As we continue the exploration of design issues for forensic facilities, we will address room pressurization and air flow direction, improving facility operation and maintenance, and saving energy and resources. It is important to understand how and why architecture and HVAC system design must work together to develop a successful project.
As we continue the exploration of design issues for forensic facilities, we will address room pressurization and air flow direction, improving facility operation and maintenance, and saving energy and resources. It is important to understand how and why architecture and HVAC system design must work together to develop a successful project. In this article, Ken Mohr and Lou Hartman explore ideas and solutions for your engineering and architectural questions.
Maintaining a good indoor environment: The direction of airflow can be more important than the rate of airflow.
Let’s understand the basics. The total airflow rate for a laboratory is determined by how much air leaves (exhausted) vs. how much air comes into the lab (supplied). Airflow rate is usually measured by cubic feet per minute (cfm). If the total cfm is greater coming into a room, then the room is positively pressurized, or more air is being supplied than exhausted. If you opened the door to this room you would feel the air leave the room. If the opposite existed—more air is exhausted than supplied—then the room would be negatively pressurized. Again, if you opened the door to this room you would feel the air come into the room. Exhausted air could be through a fume hood device or an exhaust grill in the ceiling. Supplied air could be through a supply grill in the ceiling or through the door into the room. The amount of cfm needed for a room is determined by the number of exhaust devices (fume hoods, snorkels...), the amount of cooling (supplied air) required to help offset internal heat gains from people and equipment, or industry space standards of minimum ventilation rate requirements due to the activities in the room.
Any laboratory that uses chemicals or compressed gases requires a non-recirculating air supply system. The system is also known as a 100% outside air supplied system. This means all of the air that comes into the room is used and then exhausted; all of it. The opposite of this system would be a recirculating air supplied system—not all of the room air supplied would be exhausted, but reused in the same room or maybe by an adjacent room. Each room would be evaluated separately to understand the hazards present. As you can imagine, providing a recirculating air supply system would be less expensive to install and to operate. A space commonly overlooked for a recirculating system in a forensic lab is the Computer Forensics Unit.

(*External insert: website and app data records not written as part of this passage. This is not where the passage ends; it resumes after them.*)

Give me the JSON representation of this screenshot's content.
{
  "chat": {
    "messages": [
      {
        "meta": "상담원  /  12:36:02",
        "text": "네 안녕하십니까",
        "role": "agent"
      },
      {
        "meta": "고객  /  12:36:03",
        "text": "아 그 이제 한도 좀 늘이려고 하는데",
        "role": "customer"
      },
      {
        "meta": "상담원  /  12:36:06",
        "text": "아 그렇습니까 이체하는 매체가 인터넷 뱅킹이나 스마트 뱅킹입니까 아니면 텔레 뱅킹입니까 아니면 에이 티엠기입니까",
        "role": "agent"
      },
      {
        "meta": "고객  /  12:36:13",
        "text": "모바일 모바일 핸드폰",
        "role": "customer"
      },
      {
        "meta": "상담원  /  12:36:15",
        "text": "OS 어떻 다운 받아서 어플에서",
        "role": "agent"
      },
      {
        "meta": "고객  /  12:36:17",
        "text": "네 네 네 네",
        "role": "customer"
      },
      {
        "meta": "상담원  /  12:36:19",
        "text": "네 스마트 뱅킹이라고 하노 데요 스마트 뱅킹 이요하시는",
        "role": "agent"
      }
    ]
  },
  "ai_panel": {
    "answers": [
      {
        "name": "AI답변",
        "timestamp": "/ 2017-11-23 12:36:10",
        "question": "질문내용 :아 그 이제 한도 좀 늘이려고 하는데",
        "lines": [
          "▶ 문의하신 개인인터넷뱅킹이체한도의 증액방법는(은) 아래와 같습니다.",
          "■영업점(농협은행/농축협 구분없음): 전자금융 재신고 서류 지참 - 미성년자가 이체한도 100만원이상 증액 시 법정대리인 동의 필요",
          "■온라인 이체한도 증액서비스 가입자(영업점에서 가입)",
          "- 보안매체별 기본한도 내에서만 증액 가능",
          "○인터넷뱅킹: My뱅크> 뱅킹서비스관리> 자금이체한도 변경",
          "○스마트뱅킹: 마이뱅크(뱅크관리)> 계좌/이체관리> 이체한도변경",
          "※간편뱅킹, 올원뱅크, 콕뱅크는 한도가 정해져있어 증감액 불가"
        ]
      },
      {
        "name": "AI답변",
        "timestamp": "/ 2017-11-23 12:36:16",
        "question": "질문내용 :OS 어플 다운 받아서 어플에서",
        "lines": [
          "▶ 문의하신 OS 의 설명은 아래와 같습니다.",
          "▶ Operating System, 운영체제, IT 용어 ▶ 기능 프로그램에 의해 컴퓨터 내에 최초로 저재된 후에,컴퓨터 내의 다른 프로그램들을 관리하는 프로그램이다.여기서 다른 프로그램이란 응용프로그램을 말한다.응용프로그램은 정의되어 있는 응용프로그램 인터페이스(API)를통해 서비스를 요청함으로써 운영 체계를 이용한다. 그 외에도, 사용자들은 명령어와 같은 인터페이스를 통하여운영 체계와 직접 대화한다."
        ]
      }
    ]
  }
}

Industry space standards tell us that minimum airflow rates are generally in the range of six to ten air changes per hour when the space is occupied. However, some spaces may have minimum airflow rates established by specific activities in the room or by internal facility management policies. A guideline often followed is one established by the National Institutes of Health recommending a minimum ventilation rate of six air changes per hour for an occupied laboratory. For laboratories where the amount of ventilation is determined by either equipment cooling requirements or exhaust device rates, it is common to recognize that all exhaust devices or equipment are seldom used at the same time. This creates a “usage factor” which is helpful in determining the entire size of the building’s HVAC system. Applying a “usage factor” in the design process of a forensic facility must be carefully analyzed to avoid under-sizing the ventilation system in the hopes of saving a few dollars.
The exhaust system must be controlled and coordinated with the supply air system to maintain the proper pressurization in each room as it relates to the surrounding rooms. The laboratory HVAC systems can either be constant volume or variable volume. A constant volume system is just that; the air is always moving at the same speed while a variable volume system has air moving at different speeds. This is best explained by the night set back. During normal facility hours of operation, the HVAC system is in one mode and at night the system is throttled back, still safe, but the demand is clearly reduced. Fume hoods may have their own exhaust fan, or may be manifolded and connected together to one or more common central exhaust fans. In general, a variable volume HVAC system with manifold exhaust is more flexible (ability to add exhaust devices), requires less ductwork, involves fewer pieces of control equipment, reduces the number of roof penetrations, and creates an opportunity for energy recoveryand savings.
Care needs to be taken when choosing the right external building exhaust and air intake locations to avoid drawing exhaust effluent into the fresh air supply and contaminating the building. The height of the exhaust stack must extend ten feet past the highest point on the roof, and the discharge velocity must fall between 3,500 cfm to 4,500 cfm to properly dissipate the exhaust plume.